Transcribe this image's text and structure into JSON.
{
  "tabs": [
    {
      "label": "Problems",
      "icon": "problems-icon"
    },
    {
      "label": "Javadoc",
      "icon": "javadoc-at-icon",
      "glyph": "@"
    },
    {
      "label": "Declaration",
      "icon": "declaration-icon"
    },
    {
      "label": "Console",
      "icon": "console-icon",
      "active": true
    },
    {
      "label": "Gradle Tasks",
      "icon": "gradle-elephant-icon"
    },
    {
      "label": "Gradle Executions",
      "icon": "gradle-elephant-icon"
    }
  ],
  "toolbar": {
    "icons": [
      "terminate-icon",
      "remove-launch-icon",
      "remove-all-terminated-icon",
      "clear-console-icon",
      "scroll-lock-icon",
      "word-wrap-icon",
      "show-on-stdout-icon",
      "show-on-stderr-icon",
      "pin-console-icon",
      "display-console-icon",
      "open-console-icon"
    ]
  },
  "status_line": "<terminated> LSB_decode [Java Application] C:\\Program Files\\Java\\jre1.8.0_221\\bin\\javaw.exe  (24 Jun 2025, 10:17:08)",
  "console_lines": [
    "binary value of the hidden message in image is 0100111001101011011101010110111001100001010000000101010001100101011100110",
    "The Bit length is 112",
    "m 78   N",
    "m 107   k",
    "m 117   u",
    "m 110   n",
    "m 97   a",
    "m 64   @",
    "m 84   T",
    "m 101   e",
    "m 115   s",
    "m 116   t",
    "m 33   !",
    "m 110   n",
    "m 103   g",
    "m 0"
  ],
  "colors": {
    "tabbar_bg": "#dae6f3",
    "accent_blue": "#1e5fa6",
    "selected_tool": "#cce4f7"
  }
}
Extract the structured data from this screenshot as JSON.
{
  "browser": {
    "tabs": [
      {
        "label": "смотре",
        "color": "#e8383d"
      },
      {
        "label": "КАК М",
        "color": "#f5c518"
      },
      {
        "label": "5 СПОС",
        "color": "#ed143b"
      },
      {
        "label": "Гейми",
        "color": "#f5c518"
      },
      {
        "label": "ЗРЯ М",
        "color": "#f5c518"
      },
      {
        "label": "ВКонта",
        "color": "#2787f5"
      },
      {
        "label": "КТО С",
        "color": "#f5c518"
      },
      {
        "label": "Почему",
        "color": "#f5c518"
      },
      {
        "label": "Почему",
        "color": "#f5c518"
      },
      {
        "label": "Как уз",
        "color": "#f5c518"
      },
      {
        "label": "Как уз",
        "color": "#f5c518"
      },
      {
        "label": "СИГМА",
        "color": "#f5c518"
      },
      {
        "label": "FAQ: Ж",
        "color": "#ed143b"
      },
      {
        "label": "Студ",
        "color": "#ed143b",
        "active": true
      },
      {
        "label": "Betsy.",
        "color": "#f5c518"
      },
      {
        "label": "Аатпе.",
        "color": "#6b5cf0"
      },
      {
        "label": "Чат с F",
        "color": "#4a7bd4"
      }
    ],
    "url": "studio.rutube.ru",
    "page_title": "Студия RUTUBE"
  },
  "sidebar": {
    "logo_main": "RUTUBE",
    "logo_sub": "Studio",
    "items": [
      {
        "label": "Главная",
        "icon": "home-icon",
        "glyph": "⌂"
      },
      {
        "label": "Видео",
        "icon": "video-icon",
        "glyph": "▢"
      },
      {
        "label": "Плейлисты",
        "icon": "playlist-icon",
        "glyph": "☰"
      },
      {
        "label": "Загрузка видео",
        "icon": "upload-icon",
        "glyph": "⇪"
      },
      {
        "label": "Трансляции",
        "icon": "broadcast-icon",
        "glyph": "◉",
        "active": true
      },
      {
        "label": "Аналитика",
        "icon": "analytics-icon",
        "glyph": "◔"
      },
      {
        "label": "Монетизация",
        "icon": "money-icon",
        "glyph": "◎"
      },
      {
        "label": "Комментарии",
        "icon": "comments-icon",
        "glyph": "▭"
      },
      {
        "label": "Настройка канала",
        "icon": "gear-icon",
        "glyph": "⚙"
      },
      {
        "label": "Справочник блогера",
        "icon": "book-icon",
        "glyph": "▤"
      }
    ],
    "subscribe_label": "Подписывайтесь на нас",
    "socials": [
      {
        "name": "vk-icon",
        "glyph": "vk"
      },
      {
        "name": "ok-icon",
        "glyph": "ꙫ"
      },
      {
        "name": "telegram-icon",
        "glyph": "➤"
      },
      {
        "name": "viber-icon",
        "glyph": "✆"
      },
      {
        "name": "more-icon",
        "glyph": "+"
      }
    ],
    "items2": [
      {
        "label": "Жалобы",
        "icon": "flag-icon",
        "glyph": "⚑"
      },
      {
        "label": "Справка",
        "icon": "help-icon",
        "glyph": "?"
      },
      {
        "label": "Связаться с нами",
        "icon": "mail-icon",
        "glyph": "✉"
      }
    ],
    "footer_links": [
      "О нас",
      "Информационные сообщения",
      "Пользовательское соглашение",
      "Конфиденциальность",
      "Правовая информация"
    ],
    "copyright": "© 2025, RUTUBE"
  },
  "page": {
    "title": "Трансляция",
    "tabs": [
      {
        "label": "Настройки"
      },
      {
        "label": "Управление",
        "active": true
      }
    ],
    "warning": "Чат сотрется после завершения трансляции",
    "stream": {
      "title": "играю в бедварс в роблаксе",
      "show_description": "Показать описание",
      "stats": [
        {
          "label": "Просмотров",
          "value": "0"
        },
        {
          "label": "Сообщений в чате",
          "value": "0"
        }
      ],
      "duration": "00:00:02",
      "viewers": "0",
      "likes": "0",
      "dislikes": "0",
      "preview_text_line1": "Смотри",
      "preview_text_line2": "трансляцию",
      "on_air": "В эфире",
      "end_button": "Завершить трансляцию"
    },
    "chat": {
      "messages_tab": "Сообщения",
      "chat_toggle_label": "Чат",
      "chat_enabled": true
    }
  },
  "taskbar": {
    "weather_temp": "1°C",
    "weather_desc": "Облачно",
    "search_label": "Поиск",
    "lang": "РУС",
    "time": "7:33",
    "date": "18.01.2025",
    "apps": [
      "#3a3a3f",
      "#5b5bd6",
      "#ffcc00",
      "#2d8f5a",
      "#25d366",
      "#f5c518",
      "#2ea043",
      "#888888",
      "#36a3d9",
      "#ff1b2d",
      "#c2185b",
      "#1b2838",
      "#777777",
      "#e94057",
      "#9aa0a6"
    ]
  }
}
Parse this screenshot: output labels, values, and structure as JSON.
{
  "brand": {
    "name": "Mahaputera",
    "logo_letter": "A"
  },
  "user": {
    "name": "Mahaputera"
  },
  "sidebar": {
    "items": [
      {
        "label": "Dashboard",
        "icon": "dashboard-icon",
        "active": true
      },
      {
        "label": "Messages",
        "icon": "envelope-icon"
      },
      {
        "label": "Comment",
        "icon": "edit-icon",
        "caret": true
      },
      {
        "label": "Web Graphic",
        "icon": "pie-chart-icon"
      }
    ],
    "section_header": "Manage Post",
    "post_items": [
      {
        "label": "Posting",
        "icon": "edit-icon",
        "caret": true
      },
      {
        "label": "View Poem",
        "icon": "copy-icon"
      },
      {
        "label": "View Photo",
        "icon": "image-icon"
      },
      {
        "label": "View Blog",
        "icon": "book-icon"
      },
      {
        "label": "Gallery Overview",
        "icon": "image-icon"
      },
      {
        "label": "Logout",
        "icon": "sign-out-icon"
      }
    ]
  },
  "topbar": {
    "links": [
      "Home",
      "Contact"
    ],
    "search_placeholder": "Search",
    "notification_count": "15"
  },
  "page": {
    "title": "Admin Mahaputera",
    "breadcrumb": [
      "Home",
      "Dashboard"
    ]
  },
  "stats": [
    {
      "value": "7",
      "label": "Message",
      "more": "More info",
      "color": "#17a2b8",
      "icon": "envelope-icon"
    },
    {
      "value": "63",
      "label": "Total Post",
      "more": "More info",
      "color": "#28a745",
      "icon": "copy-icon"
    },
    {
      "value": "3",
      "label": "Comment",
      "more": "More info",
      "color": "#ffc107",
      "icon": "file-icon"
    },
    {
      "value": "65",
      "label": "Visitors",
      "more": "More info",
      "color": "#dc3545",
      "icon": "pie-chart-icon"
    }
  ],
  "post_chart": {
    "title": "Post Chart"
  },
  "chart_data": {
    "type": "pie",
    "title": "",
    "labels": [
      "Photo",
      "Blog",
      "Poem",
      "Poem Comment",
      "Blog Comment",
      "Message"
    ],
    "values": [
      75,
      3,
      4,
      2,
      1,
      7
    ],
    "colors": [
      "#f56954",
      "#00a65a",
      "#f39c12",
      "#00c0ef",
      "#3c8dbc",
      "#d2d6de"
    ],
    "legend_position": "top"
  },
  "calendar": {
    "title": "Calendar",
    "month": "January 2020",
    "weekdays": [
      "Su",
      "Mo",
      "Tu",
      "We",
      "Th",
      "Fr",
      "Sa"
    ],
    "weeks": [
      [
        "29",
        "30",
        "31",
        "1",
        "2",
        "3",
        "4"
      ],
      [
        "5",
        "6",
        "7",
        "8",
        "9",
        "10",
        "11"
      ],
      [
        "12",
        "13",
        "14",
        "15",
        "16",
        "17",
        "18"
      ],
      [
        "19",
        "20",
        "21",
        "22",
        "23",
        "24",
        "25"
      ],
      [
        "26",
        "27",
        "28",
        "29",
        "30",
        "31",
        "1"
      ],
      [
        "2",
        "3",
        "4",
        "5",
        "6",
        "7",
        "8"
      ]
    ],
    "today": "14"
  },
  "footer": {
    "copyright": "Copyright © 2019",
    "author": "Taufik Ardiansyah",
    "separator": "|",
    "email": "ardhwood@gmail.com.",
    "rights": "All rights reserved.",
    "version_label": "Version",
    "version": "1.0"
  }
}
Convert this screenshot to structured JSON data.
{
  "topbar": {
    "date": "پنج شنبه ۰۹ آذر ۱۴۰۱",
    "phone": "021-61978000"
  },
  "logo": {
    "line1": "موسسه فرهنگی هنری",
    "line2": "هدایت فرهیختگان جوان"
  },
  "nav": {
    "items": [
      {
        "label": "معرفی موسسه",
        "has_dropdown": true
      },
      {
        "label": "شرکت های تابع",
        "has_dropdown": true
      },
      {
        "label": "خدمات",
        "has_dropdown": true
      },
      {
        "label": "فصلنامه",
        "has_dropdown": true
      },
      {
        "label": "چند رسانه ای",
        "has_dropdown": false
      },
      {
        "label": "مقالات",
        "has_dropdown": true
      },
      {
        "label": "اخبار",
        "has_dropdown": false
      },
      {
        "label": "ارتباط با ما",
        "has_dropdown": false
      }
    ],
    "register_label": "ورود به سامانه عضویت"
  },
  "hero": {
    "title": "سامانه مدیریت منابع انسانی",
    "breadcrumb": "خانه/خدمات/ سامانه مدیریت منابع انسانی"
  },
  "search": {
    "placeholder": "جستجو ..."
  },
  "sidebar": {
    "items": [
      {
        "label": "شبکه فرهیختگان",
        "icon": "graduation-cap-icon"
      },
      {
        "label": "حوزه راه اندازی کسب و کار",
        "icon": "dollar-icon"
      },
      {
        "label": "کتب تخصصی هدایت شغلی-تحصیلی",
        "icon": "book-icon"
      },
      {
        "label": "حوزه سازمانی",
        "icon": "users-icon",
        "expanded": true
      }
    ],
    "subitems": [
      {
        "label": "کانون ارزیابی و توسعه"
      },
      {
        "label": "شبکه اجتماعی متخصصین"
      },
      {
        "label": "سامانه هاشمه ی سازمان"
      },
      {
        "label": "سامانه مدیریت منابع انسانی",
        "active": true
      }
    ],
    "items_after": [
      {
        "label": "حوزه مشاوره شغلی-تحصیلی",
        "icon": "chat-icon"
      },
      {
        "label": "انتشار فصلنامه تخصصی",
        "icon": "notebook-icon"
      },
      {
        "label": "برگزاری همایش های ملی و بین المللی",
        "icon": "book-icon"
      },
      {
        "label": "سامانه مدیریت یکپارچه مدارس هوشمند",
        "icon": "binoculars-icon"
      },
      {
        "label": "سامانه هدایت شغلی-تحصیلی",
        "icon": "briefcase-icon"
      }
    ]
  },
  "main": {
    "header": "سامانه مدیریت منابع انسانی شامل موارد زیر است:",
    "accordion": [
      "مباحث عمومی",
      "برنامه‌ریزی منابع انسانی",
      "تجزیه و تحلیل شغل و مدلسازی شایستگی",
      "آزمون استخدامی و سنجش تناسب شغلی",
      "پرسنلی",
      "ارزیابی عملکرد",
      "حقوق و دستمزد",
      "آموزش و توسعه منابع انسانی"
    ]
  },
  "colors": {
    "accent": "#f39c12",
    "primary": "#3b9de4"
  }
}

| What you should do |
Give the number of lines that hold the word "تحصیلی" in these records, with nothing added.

| Response box |
3